That's not to say that I would ever suggest that a country should delay taking positive steps towards liberalizing economic regulation, but I think one needs to be practical and realistic about how to get there. After so many years of being schooled in the beliefs that foreign investment from traditional donor countries was a necessarily evil, at best; and that the only way to achieve economic success was through the promotion of heavily- protected and subsidized national champions, one must accept that it may take a little time for them to adjust to new realities. That includes the tremendous promise that awaits many of the country's larger enterprises, in the coming years, if they are permitted to freely access markets abroad. Switching from a Calvo-inspired, infant industry narrative to a world-beating, export and investment oriented success story may take a little time.

ITN: In your view, could Brazil face any negative consequences if it commenced its own investment treaty program?

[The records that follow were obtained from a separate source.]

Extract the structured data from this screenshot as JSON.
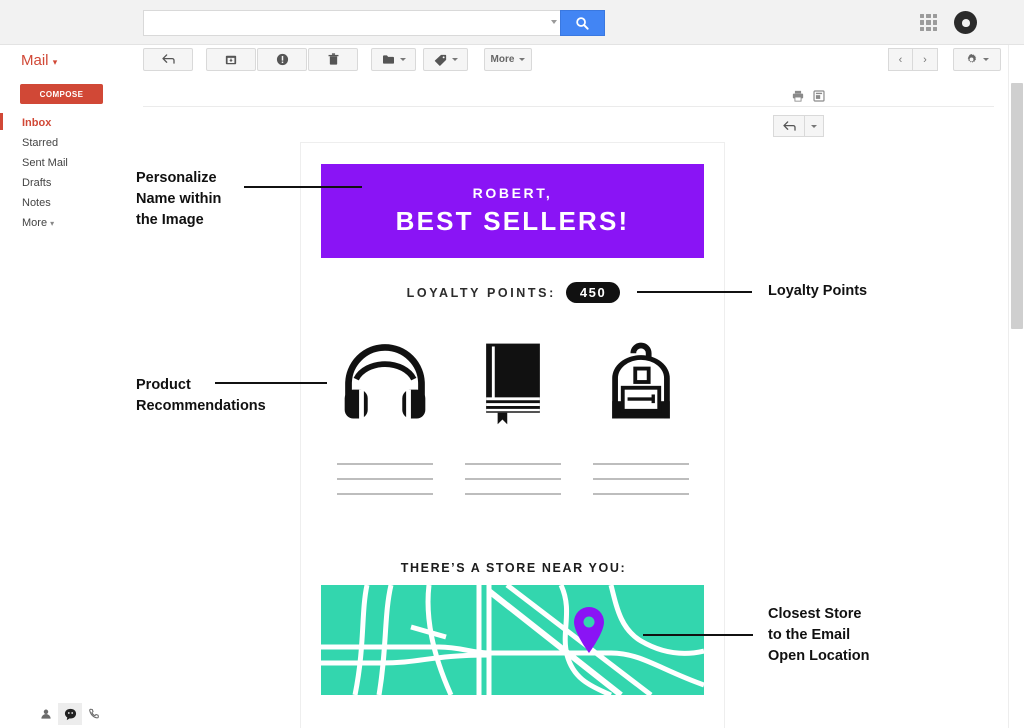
{
  "topbar": {
    "search_placeholder": "",
    "search_value": "",
    "search_button_icon": "search-icon",
    "apps_icon": "apps-grid-icon",
    "avatar_icon": "account-avatar-icon"
  },
  "toolbar": {
    "mail_label": "Mail",
    "mail_caret": "▾",
    "buttons": [
      {
        "name": "back",
        "icon": "back-arrow-icon",
        "label": ""
      },
      {
        "name": "archive",
        "icon": "archive-icon",
        "label": ""
      },
      {
        "name": "report-spam",
        "icon": "exclamation-circle-icon",
        "label": ""
      },
      {
        "name": "delete",
        "icon": "trash-icon",
        "label": ""
      },
      {
        "name": "move-to",
        "icon": "folder-icon",
        "label": ""
      },
      {
        "name": "labels",
        "icon": "tag-icon",
        "label": ""
      },
      {
        "name": "more",
        "icon": "",
        "label": "More"
      }
    ],
    "prev_label": "‹",
    "next_label": "›",
    "settings_icon": "gear-icon"
  },
  "sidebar": {
    "compose_label": "COMPOSE",
    "items": [
      {
        "label": "Inbox",
        "active": true
      },
      {
        "label": "Starred",
        "active": false
      },
      {
        "label": "Sent Mail",
        "active": false
      },
      {
        "label": "Drafts",
        "active": false
      },
      {
        "label": "Notes",
        "active": false
      },
      {
        "label": "More",
        "active": false,
        "caret": "▾"
      }
    ],
    "bottom_icons": [
      {
        "name": "contacts-person-icon",
        "selected": false
      },
      {
        "name": "chat-bubble-icon",
        "selected": true
      },
      {
        "name": "phone-icon",
        "selected": false
      }
    ]
  },
  "reading_pane": {
    "print_icon": "printer-icon",
    "popout_icon": "open-in-new-window-icon",
    "reply_icon": "reply-arrow-icon",
    "reply_caret": "▾"
  },
  "email": {
    "banner": {
      "greeting": "ROBERT,",
      "headline": "BEST SELLERS!",
      "background_color": "#8a14f5",
      "text_color": "#ffffff"
    },
    "loyalty": {
      "label": "LOYALTY POINTS:",
      "points": "450",
      "pill_color": "#111111"
    },
    "products": [
      {
        "icon": "headphones-icon",
        "lines": 3
      },
      {
        "icon": "book-icon",
        "lines": 3
      },
      {
        "icon": "backpack-icon",
        "lines": 3
      }
    ],
    "store": {
      "heading": "THERE’S A STORE NEAR YOU:",
      "map_color": "#33d6ae",
      "road_color": "#ffffff",
      "pin_icon": "map-pin-icon",
      "pin_color": "#8a14f5"
    }
  },
  "annotations": [
    {
      "id": "personalize",
      "text": "Personalize\nName within\nthe Image",
      "side": "left"
    },
    {
      "id": "product-recommendations",
      "text": "Product\nRecommendations",
      "side": "left"
    },
    {
      "id": "loyalty-points",
      "text": "Loyalty Points",
      "side": "right"
    },
    {
      "id": "closest-store",
      "text": "Closest Store\nto the Email\nOpen Location",
      "side": "right"
    }
  ]
}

No. As long as the treaties promoted a transparent dispute settlement process that permitted investors to vindicate their rights through damages claims before an international tribunal, and the protections included were not watered down or subjected to broad reservations for favoured local industries, the programme could only add value to the existing investment climate.

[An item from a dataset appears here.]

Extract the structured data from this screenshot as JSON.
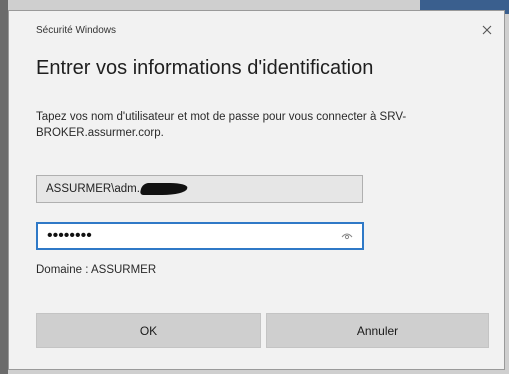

ITN: What consequences may result should Brazil decide not to enter into BITs or ratify the ICSID Convention?

The consequences of not embarking upon a treaty programme with haste will ultimately be stilted economic growth and higher marginal risks of regulatory unfairness abroad for Brazilian investors. Such risks constitute uncertainties that will increase the marginal cost of capital committed abroad, thereby dissuading Brazilians from investing abroad rather than promoting it. This is not to say that Brazil cannot realize significant economic growth in the years to come without such a programme in place, but not having one could impede the rate and scope of such growth.

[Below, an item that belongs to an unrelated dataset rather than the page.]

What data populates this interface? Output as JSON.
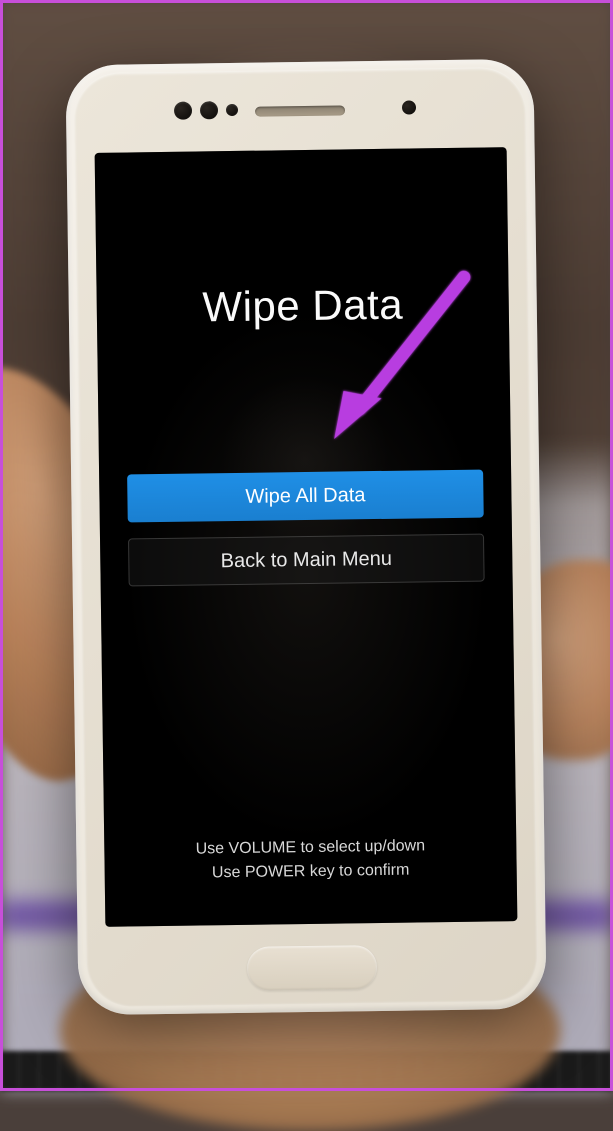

Interview with Pedro Alberto Costa Braga de Oliveira

ITN: How has Brazil been negatively impacted by its reluctance to enter BITs or ratify the ICSID Convention?

In terms of inward investment, I don’t think Brazil has suffered any negative consequences from not ratifying bilateral investment treaties. Year after year we have been very successful in attracting foreign investment. This, of course, is one of the arguments used to advise against ratifying these treaties. However, Brazil has become a capital exporter, with Brazilian multinationals doing business all over the world. Therefore, the worst consequence of failing to sign the ICSID Convention and not ratifying BITs is that Brazilian companies are unprotected.

ITN: In your view, what consequences may result should Brazil decide not to enter into BITs or ratify the ICSID Convention?

If Brazil signed the ICSID Convention and entered into bilateral investment treaties it would send the world the right signal to foreign investors. That said, I don’t know if it would lead to more foreign capital into the country. Brazil is a large market with a growing middleclass. It is also stable. In the last several years there have no cases of expropriation. So in terms of inward investment, I doubt that companies would decide to invest Brazil simply because of BITs.

ITN: What are the potential negative consequences Brazil could face should it decide to ratify BITs and/or ICSID Convention?

The treaties would need to be so-called next generation treaties. In other words, they must be crafted to allow for sufficient governmental policy space, so that what has happened in Argentina, for example, doesn’t happen in Brazil.

ITN: What should potential foreign investors looking at investment opportunities in Brazil do to protect their interests?

Investors should push for arbitration agreements in their contracts. The court system can be very slow and cumbersome. There are several layers of appeals, so cases can often take several years. At my company, we don’t enter into a single contract without an arbitration clause. One of the reasons that BITs have not been ratified is that when those treaties were signed, arbitration law in Brazil was non-existent. There was also doubt as to whether the government could submit to arbitration under Brazil’s constitution. But investors should know that this is no longer the case.